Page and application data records
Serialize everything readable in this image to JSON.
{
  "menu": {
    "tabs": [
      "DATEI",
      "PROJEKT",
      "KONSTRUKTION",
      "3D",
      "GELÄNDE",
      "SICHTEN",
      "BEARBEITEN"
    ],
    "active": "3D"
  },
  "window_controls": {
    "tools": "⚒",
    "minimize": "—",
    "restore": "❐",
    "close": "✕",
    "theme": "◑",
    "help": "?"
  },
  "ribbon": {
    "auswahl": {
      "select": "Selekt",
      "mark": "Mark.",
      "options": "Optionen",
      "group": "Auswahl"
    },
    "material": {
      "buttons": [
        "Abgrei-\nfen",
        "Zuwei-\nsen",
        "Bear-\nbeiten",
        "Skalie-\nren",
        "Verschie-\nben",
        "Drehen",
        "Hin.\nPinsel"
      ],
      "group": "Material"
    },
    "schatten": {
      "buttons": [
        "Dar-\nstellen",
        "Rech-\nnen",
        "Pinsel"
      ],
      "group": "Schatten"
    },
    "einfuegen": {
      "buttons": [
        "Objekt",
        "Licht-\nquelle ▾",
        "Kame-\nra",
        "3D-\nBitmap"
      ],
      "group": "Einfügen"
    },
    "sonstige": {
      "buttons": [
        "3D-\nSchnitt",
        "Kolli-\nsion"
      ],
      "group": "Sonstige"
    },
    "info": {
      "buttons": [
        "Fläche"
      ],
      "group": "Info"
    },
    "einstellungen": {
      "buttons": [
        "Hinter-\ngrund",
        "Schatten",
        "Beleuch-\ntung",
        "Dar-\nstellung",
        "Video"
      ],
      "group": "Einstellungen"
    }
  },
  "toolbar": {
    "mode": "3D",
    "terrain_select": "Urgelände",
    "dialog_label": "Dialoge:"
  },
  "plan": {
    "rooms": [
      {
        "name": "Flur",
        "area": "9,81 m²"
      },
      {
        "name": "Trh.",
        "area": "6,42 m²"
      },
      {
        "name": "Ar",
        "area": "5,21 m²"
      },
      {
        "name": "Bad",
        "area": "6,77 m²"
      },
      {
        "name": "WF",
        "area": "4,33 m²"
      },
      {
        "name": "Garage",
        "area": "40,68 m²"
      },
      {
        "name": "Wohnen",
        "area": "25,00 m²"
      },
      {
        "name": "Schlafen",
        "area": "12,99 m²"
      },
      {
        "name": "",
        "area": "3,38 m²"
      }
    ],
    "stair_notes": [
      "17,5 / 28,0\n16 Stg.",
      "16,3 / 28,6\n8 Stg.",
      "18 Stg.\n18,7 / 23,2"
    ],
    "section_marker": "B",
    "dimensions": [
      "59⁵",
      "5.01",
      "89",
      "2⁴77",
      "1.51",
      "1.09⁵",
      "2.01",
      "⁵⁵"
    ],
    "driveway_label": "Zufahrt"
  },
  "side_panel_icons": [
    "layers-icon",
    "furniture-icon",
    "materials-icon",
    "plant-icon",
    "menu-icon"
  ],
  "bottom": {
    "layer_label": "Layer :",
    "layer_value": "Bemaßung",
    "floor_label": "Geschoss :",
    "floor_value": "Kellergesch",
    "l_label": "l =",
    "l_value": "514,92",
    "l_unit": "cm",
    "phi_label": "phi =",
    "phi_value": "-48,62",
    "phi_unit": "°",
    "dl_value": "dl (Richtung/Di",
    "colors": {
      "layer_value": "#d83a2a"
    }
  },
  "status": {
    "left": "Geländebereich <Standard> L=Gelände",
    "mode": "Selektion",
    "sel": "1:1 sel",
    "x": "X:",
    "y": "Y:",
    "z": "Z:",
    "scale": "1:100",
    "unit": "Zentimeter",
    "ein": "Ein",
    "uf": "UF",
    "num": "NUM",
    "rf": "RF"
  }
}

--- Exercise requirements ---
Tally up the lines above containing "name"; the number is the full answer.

--- Output for this task ---
9